This week, Sarek has some primo dirt on the Romulans, but he needs help closing the deal. Meanwhile, when James Kirk’s nephew gets caught up in a movement to make Earth great again, he starts to wonder if real-world experience is more valuable than credit hours. Why are the Klingons spoiling for a fight so soon after Khitomer? Is this a bad time for Sarek to take a new gig? And can Kirk be cool with his nephew’s new girlfriend? All this and more in Sarek, the book that’s brought to you by Aunt Sylvia’s Kidnapper Chow!

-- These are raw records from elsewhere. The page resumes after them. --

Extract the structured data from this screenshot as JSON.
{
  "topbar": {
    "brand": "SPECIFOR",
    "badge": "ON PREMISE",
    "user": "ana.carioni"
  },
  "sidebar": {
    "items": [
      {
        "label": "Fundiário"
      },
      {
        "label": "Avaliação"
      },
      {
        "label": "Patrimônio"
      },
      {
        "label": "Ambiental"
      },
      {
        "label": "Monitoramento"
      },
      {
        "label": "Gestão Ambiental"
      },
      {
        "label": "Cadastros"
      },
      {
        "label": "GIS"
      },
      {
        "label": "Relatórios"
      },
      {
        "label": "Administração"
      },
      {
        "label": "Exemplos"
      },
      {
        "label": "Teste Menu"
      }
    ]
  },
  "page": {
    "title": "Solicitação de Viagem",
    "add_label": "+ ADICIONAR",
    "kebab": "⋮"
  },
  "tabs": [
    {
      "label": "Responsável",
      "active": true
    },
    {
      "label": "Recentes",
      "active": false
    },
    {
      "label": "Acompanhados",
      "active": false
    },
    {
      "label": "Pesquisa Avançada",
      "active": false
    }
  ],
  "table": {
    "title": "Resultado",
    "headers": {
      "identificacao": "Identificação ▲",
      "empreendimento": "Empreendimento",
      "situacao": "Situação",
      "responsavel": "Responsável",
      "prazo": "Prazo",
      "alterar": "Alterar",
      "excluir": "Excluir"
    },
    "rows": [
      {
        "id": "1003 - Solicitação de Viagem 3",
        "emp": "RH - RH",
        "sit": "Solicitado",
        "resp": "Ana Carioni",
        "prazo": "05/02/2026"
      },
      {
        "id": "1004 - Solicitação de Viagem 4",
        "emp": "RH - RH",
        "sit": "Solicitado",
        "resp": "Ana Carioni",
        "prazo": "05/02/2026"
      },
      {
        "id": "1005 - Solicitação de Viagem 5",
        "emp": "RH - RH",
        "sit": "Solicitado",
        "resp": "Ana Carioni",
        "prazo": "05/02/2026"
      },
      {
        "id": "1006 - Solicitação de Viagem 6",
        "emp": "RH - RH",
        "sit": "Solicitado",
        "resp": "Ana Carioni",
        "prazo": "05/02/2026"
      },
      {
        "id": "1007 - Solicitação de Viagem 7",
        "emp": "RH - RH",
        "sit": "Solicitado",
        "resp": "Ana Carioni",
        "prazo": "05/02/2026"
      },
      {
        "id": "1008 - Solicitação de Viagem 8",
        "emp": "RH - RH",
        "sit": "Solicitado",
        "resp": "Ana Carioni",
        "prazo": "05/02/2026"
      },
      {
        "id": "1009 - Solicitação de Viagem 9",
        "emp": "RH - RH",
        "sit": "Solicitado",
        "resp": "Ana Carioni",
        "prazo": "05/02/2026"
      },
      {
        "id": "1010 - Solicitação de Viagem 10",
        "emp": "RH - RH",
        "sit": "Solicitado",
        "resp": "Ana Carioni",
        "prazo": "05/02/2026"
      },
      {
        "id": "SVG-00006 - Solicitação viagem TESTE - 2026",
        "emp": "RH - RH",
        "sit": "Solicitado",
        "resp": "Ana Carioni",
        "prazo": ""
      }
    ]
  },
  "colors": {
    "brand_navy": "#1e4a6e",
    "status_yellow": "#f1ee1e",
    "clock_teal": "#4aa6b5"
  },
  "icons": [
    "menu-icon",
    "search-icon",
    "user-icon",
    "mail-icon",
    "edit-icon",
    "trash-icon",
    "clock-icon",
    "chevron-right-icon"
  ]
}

This week, when a Federation colony asks the Enterprise to spray for wild Klingons, Picard disrespectfully declines, but sends Worf down to broker peace. Meanwhile, Ro Laren realizes she has more than just affirmative action to worry about when the bed bugs begin to bite. Will Worf persuade the wild Klingon children to pursue peace? Can Ro explain to the villagers why the wavy lines on the seismograph are bad before a sentient tsunami picks everyone’s bones clean? And who’s better at hide-and-seek: Data or Deanna Troi? All this and more in War Drums, the book that, unfortunately, features no dinosaur hunting.